## What you need to do:
Copy out each line below that has the word "your" in it.

## Exercise input:

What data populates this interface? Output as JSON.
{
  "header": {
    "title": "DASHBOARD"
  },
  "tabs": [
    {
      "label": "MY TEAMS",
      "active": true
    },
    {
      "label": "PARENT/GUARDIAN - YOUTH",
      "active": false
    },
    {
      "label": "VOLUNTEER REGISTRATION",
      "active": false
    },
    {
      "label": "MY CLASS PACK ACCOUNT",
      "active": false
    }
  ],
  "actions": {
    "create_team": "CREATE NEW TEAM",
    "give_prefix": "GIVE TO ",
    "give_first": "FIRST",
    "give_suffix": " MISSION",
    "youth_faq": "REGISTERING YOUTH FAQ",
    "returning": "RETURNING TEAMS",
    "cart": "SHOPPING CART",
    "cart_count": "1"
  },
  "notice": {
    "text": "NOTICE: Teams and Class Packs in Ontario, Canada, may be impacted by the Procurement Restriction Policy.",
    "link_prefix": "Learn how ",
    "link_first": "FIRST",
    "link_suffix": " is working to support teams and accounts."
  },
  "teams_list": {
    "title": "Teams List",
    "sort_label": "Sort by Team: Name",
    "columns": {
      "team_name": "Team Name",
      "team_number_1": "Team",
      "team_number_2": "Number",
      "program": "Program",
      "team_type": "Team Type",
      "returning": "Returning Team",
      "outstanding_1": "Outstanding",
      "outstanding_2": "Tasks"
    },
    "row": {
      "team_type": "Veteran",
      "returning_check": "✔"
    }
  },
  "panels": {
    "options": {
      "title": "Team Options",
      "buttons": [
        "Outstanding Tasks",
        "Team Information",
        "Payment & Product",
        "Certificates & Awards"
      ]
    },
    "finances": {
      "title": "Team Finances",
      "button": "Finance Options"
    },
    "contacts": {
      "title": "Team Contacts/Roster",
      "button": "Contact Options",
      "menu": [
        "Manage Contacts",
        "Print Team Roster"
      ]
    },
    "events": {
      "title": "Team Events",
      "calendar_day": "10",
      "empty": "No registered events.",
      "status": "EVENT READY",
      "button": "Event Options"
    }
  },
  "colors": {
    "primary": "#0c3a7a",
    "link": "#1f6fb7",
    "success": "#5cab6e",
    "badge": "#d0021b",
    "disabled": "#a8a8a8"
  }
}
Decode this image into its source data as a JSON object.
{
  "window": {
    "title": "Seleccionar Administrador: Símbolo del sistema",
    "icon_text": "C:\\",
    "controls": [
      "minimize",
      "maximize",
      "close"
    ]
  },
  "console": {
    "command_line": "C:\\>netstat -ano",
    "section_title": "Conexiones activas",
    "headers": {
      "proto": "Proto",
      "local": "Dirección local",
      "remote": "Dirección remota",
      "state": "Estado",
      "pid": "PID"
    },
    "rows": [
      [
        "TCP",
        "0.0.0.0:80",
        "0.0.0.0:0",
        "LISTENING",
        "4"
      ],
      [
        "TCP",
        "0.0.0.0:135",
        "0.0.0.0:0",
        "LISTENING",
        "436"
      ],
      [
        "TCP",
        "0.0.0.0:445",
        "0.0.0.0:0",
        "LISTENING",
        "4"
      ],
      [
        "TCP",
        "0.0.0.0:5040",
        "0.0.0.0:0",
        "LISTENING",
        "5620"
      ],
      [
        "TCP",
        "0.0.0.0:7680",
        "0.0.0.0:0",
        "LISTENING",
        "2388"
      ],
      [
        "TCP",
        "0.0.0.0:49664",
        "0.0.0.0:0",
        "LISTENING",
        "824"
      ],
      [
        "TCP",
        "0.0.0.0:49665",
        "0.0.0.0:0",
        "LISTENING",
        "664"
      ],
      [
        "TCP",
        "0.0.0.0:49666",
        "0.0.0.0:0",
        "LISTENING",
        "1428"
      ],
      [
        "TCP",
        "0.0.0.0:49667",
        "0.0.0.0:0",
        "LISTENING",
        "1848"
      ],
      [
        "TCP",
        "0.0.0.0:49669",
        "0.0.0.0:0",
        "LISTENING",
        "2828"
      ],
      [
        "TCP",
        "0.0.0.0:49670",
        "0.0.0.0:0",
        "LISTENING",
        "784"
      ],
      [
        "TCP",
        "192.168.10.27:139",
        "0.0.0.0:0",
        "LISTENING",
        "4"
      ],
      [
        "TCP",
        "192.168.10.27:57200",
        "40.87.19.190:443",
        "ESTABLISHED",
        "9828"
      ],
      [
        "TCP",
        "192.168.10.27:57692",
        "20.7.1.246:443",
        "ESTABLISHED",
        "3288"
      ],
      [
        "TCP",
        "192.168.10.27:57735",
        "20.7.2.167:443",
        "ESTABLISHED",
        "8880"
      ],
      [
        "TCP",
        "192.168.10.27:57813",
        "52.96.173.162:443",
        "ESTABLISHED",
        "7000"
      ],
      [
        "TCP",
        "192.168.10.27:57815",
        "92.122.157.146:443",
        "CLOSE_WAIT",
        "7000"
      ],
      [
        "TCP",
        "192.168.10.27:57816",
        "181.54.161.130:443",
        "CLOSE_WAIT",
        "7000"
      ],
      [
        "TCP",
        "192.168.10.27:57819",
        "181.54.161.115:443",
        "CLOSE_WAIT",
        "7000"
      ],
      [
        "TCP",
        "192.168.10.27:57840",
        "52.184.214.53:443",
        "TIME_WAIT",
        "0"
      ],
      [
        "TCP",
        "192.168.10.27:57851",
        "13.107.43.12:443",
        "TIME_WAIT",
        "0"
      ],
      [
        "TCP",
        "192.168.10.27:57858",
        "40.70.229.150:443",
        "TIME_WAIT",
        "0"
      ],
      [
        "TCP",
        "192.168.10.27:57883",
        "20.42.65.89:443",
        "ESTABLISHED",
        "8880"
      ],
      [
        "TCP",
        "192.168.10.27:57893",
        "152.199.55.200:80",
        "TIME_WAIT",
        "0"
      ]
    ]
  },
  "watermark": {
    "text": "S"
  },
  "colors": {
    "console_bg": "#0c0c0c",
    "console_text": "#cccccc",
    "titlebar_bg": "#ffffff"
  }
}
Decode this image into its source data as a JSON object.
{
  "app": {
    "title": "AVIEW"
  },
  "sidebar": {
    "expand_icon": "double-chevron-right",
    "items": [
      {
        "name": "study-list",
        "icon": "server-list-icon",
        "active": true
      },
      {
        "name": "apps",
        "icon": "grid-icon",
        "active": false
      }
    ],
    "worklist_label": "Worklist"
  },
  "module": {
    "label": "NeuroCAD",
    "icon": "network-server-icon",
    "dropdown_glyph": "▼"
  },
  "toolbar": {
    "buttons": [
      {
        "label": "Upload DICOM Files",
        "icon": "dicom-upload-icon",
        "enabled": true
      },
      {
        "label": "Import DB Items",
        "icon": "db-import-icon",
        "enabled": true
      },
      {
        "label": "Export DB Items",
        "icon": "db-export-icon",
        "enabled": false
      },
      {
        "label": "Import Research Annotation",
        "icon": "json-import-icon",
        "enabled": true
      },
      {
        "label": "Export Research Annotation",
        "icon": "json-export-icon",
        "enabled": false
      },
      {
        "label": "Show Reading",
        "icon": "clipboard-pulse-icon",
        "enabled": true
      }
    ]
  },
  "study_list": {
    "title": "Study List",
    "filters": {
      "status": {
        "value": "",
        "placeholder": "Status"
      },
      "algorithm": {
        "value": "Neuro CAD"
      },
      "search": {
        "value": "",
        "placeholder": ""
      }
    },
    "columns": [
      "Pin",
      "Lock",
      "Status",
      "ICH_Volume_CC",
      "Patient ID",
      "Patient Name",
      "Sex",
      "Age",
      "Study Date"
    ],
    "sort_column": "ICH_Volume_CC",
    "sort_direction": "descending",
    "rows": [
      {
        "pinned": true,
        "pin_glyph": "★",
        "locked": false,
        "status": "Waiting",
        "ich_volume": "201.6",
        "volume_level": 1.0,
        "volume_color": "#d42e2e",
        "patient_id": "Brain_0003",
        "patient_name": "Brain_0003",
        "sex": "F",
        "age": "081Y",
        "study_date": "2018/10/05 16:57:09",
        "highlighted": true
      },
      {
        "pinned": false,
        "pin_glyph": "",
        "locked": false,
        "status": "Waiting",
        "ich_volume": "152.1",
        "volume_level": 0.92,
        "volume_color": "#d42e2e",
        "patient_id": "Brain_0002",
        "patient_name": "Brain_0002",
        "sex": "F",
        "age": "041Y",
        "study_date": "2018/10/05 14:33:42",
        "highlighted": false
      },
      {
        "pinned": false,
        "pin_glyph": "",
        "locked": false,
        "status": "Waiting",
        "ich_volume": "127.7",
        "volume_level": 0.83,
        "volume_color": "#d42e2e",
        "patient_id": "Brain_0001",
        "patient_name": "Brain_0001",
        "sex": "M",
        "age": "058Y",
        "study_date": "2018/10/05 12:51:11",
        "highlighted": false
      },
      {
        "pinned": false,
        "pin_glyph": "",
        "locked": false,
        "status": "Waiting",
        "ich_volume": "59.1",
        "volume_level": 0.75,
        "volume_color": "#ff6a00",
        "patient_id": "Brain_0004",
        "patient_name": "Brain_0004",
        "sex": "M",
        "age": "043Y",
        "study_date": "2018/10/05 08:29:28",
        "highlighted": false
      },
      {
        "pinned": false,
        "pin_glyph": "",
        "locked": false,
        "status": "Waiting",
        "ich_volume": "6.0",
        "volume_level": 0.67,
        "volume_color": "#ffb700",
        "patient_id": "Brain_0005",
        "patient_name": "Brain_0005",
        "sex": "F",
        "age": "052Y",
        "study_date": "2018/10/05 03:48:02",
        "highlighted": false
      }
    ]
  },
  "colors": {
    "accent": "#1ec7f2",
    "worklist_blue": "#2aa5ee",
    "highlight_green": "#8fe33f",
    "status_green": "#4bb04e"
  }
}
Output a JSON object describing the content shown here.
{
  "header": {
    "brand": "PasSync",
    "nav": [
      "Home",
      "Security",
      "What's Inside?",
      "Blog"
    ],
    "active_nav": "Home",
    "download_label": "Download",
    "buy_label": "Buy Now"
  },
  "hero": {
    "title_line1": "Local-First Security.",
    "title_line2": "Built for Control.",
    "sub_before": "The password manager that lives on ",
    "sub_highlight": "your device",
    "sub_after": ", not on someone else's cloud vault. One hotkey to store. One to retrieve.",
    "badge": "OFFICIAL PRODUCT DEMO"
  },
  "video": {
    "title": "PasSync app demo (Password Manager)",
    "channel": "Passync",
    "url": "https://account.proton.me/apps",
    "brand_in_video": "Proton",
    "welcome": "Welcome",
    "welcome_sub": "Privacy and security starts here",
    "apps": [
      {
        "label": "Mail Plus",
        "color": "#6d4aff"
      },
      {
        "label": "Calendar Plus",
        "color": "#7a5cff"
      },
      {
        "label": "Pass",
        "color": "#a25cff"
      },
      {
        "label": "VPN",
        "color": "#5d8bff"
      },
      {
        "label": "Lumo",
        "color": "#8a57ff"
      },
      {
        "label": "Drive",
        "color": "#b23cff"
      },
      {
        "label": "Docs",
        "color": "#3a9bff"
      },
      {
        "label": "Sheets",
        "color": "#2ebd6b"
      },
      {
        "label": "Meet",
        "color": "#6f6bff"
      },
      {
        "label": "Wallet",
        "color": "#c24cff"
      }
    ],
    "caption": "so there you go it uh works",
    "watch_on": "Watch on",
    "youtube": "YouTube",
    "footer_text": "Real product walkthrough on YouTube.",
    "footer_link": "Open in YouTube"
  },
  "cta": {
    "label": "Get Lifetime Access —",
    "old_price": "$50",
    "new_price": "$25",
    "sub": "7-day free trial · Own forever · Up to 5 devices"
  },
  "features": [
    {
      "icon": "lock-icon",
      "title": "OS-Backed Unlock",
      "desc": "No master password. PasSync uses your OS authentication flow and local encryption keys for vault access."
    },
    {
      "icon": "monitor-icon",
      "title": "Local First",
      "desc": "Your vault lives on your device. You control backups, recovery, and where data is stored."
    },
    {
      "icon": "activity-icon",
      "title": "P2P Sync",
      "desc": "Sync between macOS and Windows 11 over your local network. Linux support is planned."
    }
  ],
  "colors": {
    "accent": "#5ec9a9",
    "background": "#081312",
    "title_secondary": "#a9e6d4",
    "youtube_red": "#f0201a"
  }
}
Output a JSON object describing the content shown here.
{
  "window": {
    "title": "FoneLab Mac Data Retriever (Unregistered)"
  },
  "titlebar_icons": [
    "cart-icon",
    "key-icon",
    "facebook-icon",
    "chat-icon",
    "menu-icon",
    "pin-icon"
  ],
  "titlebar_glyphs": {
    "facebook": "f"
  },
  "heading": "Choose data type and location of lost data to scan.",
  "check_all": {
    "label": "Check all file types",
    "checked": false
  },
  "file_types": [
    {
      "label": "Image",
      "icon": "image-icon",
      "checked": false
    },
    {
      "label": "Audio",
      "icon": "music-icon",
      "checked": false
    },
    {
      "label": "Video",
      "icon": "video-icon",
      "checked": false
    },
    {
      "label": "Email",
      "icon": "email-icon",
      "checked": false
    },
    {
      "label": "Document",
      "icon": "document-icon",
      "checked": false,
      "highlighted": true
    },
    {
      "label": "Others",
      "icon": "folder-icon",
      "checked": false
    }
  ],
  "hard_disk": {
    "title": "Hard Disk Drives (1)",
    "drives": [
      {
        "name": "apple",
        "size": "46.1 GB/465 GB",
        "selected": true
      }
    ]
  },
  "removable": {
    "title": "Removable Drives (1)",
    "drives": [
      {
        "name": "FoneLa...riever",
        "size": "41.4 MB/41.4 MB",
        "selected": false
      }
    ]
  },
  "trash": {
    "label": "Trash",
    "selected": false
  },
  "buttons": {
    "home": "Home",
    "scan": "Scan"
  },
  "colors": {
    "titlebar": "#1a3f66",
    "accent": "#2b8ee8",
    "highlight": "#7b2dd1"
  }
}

## Task result:
    "sub_highlight": "your device",
      "desc": "No master password. PasSync uses your OS authentication flow and local encryption keys for vault access."
      "desc": "Your vault lives on your device. You control backups, recovery, and where data is stored."
      "desc": "Sync between macOS and Windows 11 over your local network. Linux support is planned."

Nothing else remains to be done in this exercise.